The default web browser in Windows 10 is called Edge and it is much faster and supports even the latest web features. But even better, it has three great features that support reading.
Unfortunately, it still does not support plugins, so it’s impossible to install a speak button or a password filler. See here for other suggestions on making your computer speak.
You can simplify a page with lots of text by launching the Readability View. We discussed the ins and outs of distraction-free reading in a previous post.
Share to reading list
You can click the share button to send the page to a special app called reading list which will save things to read for later.
You can even annotate the page you’re on and then save it to OneNote or some other note taking app.
Users who know and like Chrome or Firefox should probably stick with them but Internet Explorer users will see a great improvement in their web browsing.
Note: Edge may not display some old pages correctly (this is most likely to happen with old corporate apps designed for Internet Explorer). For those cases, the old Internet Explorer is still included.
Should you install Windows 10?
As you can see, Windows 10 is likely to improve your productivity and make your machine more accessible. But should you upgrade your existing PC or just wait until you buy a new one? Microsoft wants everybody who can to upgrade and is making the upgrade free until July 2016. So far, there are very few reports of Windows 10 wrecking somebody’s PC. But with any upgrade, there’s a small risk.

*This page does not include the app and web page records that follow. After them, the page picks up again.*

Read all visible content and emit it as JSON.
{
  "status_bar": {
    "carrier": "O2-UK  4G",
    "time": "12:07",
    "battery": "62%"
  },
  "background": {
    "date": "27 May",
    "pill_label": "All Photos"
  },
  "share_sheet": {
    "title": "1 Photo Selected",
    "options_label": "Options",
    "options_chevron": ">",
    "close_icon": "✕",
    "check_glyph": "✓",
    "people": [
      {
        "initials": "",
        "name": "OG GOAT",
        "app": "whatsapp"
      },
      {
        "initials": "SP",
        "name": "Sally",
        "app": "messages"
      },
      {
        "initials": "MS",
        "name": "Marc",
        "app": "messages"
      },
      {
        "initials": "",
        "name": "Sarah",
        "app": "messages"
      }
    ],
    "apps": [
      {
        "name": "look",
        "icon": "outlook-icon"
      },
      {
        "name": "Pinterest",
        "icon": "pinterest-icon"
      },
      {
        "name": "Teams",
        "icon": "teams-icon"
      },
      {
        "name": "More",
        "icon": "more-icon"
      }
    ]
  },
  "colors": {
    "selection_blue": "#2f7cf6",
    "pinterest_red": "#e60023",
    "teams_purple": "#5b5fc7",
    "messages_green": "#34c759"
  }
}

On any PC bought in the last 3 years or so, you should see a definitive benefit to running Windows 10. But as always, there’s a small risk that upgrading will break something. It is much smaller with Windows 10 than before, but the risk is still there.
Note: I’ve now installed Windows 10 on a desktop (3 years old) and a laptop (1 year old) and in both cases, the process was smooth and everything worked fine after the upgrade. But your set up may vary. For instance, some of our corporate software is not yet fully compatible.
Unlike in the past, Microsoft will now pester you to install and upgrade the operating system. Here’s a short breakdown of things to consider before you say yes.
- Have a standard machine bought in the last 3 years
- Run Windows 8 or 8.1
- Have backed up all your files
- You are happy to try new things
- Don’t use any old or specialised software
- Run Windows 7
- Microsoft suggests you should do it
- Have tested your mission-critical apps on a trial install
Definitely not, if
- Currently run Windows XP (but you should definitely upgrade to at least Windows 7)
- Have an old PC (over 5 years)
- Run a business with mission-critical software that hasn’t been properly tested
- You don’t like learning new things
- You don’t feel like you need the new features
The process will take 1-2 hours, so you should also make sure you have some free time. Read more about why you should upgrade to Windows 10.
What should we cover next?
If you’d like to suggest what else this blog can cover, you can add your voice to the roadmap document.
Word document version of this post
Note: Watch this video before you download and install any free software.
Dominik Lukes - Education and Technology Specialist